The first primary in the country, right after the Iowa caucus, all of the Republican presidential candidates flocked to my home state in an attempt to gain some early momentum. In order to obtain this precious upper hand, the candidates spent huge sums of money trying to woo voters (with Mitt Romney spending almost a million dollars for his eventual win).
At the time of the primary, I was on break from college and was excited to vote for the first time. I entered the gym-turned-polling station and, since I am an independent voter, I needed to register for a ballot. As I approached the registration desk, I was somewhat confused by the presence of two stacks of ballots; one for Republican candidates and the other for Democrats. Curious, I asked the elderly woman at the desk why the Democrats had a stack of ballots when the N.H. primary was designed to determine the Republican candidate. She responded by saying that even though this race meant a lot to the Republican candidates, Democratic voters could still vote for Obama or write in a candidate of their choosing.

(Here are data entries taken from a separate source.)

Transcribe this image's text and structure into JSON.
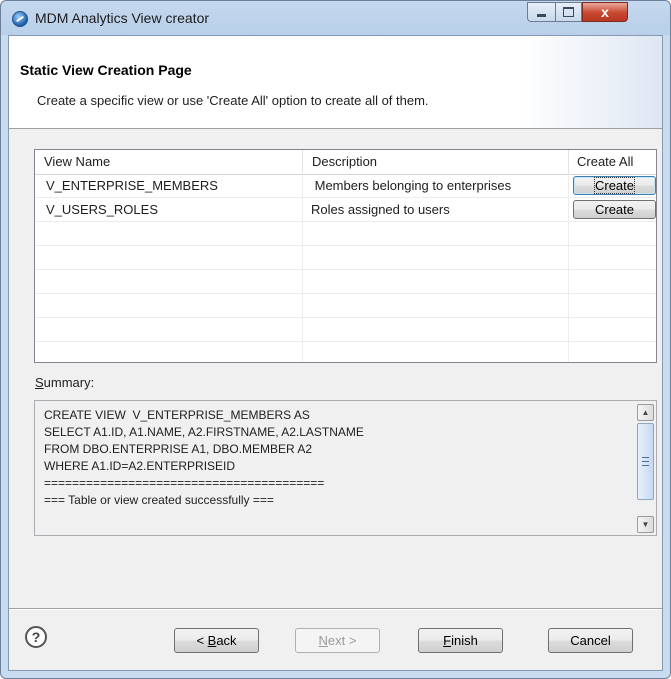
{
  "window": {
    "title": "MDM Analytics View creator",
    "accent": "#c4d8ee"
  },
  "page": {
    "title": "Static View Creation Page",
    "description": "Create a specific view or use 'Create All' option to create all of them."
  },
  "table": {
    "columns": [
      "View Name",
      "Description",
      "Create All"
    ],
    "rows": [
      {
        "name": "V_ENTERPRISE_MEMBERS",
        "description": " Members belonging to enterprises",
        "action": "Create"
      },
      {
        "name": "V_USERS_ROLES",
        "description": "Roles assigned to users",
        "action": "Create"
      }
    ]
  },
  "summary": {
    "label_accel": "S",
    "label_rest": "ummary:",
    "lines": [
      "CREATE VIEW  V_ENTERPRISE_MEMBERS AS",
      "SELECT A1.ID, A1.NAME, A2.FIRSTNAME, A2.LASTNAME",
      "FROM DBO.ENTERPRISE A1, DBO.MEMBER A2",
      "WHERE A1.ID=A2.ENTERPRISEID",
      "========================================",
      "=== Table or view created successfully ==="
    ]
  },
  "buttons": {
    "back_pre": "< ",
    "back_accel": "B",
    "back_rest": "ack",
    "next_accel": "N",
    "next_rest": "ext >",
    "finish_accel": "F",
    "finish_rest": "inish",
    "cancel": "Cancel"
  },
  "icons": {
    "app": "mdm-app-icon",
    "help": "help-icon",
    "help_glyph": "?",
    "close_glyph": "x"
  }
}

Leaning over to get a better look at the Democrat’s ballot, I noticed Obama’s name, as well as a handful of no-name, write-in candidates who clearly stood no chance of defeating him. I then thought to myself, “Why would you vote for Obama when the primary means nothing to his campaign but everything to a Republicans’?”
After the votes had been tallied that night, I thought back to the Democratic ballots that had been arranged on the table. I then looked up the number of votes on the Democratic side, and I was truly stunned. Obama had not spent a day of campaigning in N.H. and had still received 48,970 votes, which effectively put him in third place.
For perspective, Jon Huntsman spent the better part of a year appealing to voters in N.H. and Obama still defeated him by more 7,000 votes.
Granted, Romney still won the state handily, and his status as the Republican candidate of choice only grows stronger with each passing week. However, Obama’s showing in a primary that meant nothing to him begs the question: If he can garner nearly 50,000 votes without even trying, how many can he obtain during a general election when he truly cares about the outcome?
(Matthew Osborn is an intern in Al Arabiya’s Washington, DC bureau. He can be reached at firstname.lastname@example.org)